**Action item:**
Without changing a single word, output each entry.

*** Opening Task input ***

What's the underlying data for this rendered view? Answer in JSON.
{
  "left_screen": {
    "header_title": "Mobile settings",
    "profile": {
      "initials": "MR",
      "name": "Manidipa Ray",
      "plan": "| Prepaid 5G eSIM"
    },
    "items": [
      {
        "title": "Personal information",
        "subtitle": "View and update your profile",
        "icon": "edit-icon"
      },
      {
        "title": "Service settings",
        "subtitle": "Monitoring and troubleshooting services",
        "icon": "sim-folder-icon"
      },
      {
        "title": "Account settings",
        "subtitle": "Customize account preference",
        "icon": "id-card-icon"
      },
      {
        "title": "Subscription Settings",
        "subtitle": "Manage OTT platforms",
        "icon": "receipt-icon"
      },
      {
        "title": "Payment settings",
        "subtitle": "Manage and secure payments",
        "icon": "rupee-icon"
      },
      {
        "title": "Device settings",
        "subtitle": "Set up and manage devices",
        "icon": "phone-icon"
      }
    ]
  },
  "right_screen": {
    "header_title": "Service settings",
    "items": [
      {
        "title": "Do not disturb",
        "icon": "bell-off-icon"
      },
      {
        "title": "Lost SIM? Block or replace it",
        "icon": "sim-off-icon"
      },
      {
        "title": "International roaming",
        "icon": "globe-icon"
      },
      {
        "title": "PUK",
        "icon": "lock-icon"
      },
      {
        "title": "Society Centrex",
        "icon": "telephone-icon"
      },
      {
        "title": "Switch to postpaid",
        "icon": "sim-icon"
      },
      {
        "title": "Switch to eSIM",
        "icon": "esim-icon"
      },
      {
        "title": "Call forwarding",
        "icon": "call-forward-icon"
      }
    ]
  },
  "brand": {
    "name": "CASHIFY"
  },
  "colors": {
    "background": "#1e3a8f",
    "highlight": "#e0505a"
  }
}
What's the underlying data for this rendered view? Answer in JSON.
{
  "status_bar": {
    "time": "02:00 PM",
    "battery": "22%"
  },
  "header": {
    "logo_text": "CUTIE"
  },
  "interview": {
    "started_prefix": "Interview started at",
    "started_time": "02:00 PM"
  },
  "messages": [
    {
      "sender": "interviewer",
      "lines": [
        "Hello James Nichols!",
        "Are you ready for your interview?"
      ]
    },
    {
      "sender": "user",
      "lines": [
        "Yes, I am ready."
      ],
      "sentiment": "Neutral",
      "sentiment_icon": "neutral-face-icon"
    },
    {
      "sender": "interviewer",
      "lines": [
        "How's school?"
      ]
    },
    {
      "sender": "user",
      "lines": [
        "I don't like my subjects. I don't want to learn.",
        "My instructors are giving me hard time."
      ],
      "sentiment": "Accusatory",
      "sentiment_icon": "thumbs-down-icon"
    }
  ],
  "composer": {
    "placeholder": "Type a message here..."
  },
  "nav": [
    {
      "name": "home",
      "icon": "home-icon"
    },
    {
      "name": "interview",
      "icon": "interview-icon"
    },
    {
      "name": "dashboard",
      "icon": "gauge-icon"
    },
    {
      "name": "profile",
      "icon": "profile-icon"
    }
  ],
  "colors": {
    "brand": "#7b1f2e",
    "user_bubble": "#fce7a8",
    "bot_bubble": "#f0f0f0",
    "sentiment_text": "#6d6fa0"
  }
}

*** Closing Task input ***

**Response:**
What's the underlying data for this rendered view? Answer in JSON.
{
  "left_screen": {
    "header_title": "Mobile settings",
    "profile": {
      "initials": "MR",
      "name": "Manidipa Ray",
      "plan": "| Prepaid 5G eSIM"
    },
    "items": [
      {
        "title": "Personal information",
        "subtitle": "View and update your profile",
        "icon": "edit-icon"
      },
      {
        "title": "Service settings",
        "subtitle": "Monitoring and troubleshooting services",
        "icon": "sim-folder-icon"
      },
      {
        "title": "Account settings",
        "subtitle": "Customize account preference",
        "icon": "id-card-icon"
      },
      {
        "title": "Subscription Settings",
        "subtitle": "Manage OTT platforms",
        "icon": "receipt-icon"
      },
      {
        "title": "Payment settings",
        "subtitle": "Manage and secure payments",
        "icon": "rupee-icon"
      },
      {
        "title": "Device settings",
        "subtitle": "Set up and manage devices",
        "icon": "phone-icon"
      }
    ]
  },
  "right_screen": {
    "header_title": "Service settings",
    "items": [
      {
        "title": "Do not disturb",
        "icon": "bell-off-icon"
      },
      {
        "title": "Lost SIM? Block or replace it",
        "icon": "sim-off-icon"
      },
      {
        "title": "International roaming",
        "icon": "globe-icon"
      },
      {
        "title": "PUK",
        "icon": "lock-icon"
      },
      {
        "title": "Society Centrex",
        "icon": "telephone-icon"
      },
      {
        "title": "Switch to postpaid",
        "icon": "sim-icon"
      },
      {
        "title": "Switch to eSIM",
        "icon": "esim-icon"
      },
      {
        "title": "Call forwarding",
        "icon": "call-forward-icon"
      }
    ]
  },
  "brand": {
    "name": "CASHIFY"
  },
  "colors": {
    "background": "#1e3a8f",
    "highlight": "#e0505a"
  }
}
What's the underlying data for this rendered view? Answer in JSON.
{
  "status_bar": {
    "time": "02:00 PM",
    "battery": "22%"
  },
  "header": {
    "logo_text": "CUTIE"
  },
  "interview": {
    "started_prefix": "Interview started at",
    "started_time": "02:00 PM"
  },
  "messages": [
    {
      "sender": "interviewer",
      "lines": [
        "Hello James Nichols!",
        "Are you ready for your interview?"
      ]
    },
    {
      "sender": "user",
      "lines": [
        "Yes, I am ready."
      ],
      "sentiment": "Neutral",
      "sentiment_icon": "neutral-face-icon"
    },
    {
      "sender": "interviewer",
      "lines": [
        "How's school?"
      ]
    },
    {
      "sender": "user",
      "lines": [
        "I don't like my subjects. I don't want to learn.",
        "My instructors are giving me hard time."
      ],
      "sentiment": "Accusatory",
      "sentiment_icon": "thumbs-down-icon"
    }
  ],
  "composer": {
    "placeholder": "Type a message here..."
  },
  "nav": [
    {
      "name": "home",
      "icon": "home-icon"
    },
    {
      "name": "interview",
      "icon": "interview-icon"
    },
    {
      "name": "dashboard",
      "icon": "gauge-icon"
    },
    {
      "name": "profile",
      "icon": "profile-icon"
    }
  ],
  "colors": {
    "brand": "#7b1f2e",
    "user_bubble": "#fce7a8",
    "bot_bubble": "#f0f0f0",
    "sentiment_text": "#6d6fa0"
  }
}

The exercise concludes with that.